==== Input for this task
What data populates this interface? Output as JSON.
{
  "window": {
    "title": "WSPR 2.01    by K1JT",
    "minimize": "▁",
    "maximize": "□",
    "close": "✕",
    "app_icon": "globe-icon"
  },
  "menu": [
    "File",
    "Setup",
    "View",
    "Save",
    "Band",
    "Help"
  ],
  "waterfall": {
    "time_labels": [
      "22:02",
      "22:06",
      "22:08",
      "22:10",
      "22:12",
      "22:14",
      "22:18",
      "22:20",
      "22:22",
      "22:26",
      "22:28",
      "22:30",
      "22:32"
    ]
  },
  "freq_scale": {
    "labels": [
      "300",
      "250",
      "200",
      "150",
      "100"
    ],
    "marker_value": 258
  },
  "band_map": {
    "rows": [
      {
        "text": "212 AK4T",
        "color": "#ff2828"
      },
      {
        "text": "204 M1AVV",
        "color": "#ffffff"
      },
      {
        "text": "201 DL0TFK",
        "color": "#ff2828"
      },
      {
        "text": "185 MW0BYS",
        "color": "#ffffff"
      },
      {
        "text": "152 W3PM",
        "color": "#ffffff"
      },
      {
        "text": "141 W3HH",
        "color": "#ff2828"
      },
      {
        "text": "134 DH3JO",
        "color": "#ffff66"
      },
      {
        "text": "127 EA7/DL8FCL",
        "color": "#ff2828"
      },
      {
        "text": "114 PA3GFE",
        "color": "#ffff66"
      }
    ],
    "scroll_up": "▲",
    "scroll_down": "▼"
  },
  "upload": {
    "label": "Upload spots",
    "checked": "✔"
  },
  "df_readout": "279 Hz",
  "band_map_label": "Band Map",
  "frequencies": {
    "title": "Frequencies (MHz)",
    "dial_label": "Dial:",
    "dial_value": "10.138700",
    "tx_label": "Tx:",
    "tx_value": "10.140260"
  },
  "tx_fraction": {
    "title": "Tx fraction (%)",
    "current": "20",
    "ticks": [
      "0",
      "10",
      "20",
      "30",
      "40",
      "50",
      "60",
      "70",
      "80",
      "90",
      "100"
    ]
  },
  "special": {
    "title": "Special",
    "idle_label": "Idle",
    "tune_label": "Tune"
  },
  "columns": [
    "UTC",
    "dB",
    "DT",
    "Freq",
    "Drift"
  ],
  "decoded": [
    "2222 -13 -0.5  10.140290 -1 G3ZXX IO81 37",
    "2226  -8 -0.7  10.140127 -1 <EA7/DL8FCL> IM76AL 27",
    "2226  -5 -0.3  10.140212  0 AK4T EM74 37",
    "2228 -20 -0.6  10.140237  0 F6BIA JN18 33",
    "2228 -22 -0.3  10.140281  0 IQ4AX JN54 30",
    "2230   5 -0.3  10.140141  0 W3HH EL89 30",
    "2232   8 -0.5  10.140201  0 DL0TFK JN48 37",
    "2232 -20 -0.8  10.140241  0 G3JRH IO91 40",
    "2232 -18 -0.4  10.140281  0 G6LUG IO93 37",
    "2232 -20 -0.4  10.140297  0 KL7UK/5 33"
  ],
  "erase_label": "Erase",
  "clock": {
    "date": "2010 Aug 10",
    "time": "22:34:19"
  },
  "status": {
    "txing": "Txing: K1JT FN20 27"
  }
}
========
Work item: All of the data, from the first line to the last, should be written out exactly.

Written solution:
What data populates this interface? Output as JSON.
{
  "window": {
    "title": "WSPR 2.01    by K1JT",
    "minimize": "▁",
    "maximize": "□",
    "close": "✕",
    "app_icon": "globe-icon"
  },
  "menu": [
    "File",
    "Setup",
    "View",
    "Save",
    "Band",
    "Help"
  ],
  "waterfall": {
    "time_labels": [
      "22:02",
      "22:06",
      "22:08",
      "22:10",
      "22:12",
      "22:14",
      "22:18",
      "22:20",
      "22:22",
      "22:26",
      "22:28",
      "22:30",
      "22:32"
    ]
  },
  "freq_scale": {
    "labels": [
      "300",
      "250",
      "200",
      "150",
      "100"
    ],
    "marker_value": 258
  },
  "band_map": {
    "rows": [
      {
        "text": "212 AK4T",
        "color": "#ff2828"
      },
      {
        "text": "204 M1AVV",
        "color": "#ffffff"
      },
      {
        "text": "201 DL0TFK",
        "color": "#ff2828"
      },
      {
        "text": "185 MW0BYS",
        "color": "#ffffff"
      },
      {
        "text": "152 W3PM",
        "color": "#ffffff"
      },
      {
        "text": "141 W3HH",
        "color": "#ff2828"
      },
      {
        "text": "134 DH3JO",
        "color": "#ffff66"
      },
      {
        "text": "127 EA7/DL8FCL",
        "color": "#ff2828"
      },
      {
        "text": "114 PA3GFE",
        "color": "#ffff66"
      }
    ],
    "scroll_up": "▲",
    "scroll_down": "▼"
  },
  "upload": {
    "label": "Upload spots",
    "checked": "✔"
  },
  "df_readout": "279 Hz",
  "band_map_label": "Band Map",
  "frequencies": {
    "title": "Frequencies (MHz)",
    "dial_label": "Dial:",
    "dial_value": "10.138700",
    "tx_label": "Tx:",
    "tx_value": "10.140260"
  },
  "tx_fraction": {
    "title": "Tx fraction (%)",
    "current": "20",
    "ticks": [
      "0",
      "10",
      "20",
      "30",
      "40",
      "50",
      "60",
      "70",
      "80",
      "90",
      "100"
    ]
  },
  "special": {
    "title": "Special",
    "idle_label": "Idle",
    "tune_label": "Tune"
  },
  "columns": [
    "UTC",
    "dB",
    "DT",
    "Freq",
    "Drift"
  ],
  "decoded": [
    "2222 -13 -0.5  10.140290 -1 G3ZXX IO81 37",
    "2226  -8 -0.7  10.140127 -1 <EA7/DL8FCL> IM76AL 27",
    "2226  -5 -0.3  10.140212  0 AK4T EM74 37",
    "2228 -20 -0.6  10.140237  0 F6BIA JN18 33",
    "2228 -22 -0.3  10.140281  0 IQ4AX JN54 30",
    "2230   5 -0.3  10.140141  0 W3HH EL89 30",
    "2232   8 -0.5  10.140201  0 DL0TFK JN48 37",
    "2232 -20 -0.8  10.140241  0 G3JRH IO91 40",
    "2232 -18 -0.4  10.140281  0 G6LUG IO93 37",
    "2232 -20 -0.4  10.140297  0 KL7UK/5 33"
  ],
  "erase_label": "Erase",
  "clock": {
    "date": "2010 Aug 10",
    "time": "22:34:19"
  },
  "status": {
    "txing": "Txing: K1JT FN20 27"
  }
}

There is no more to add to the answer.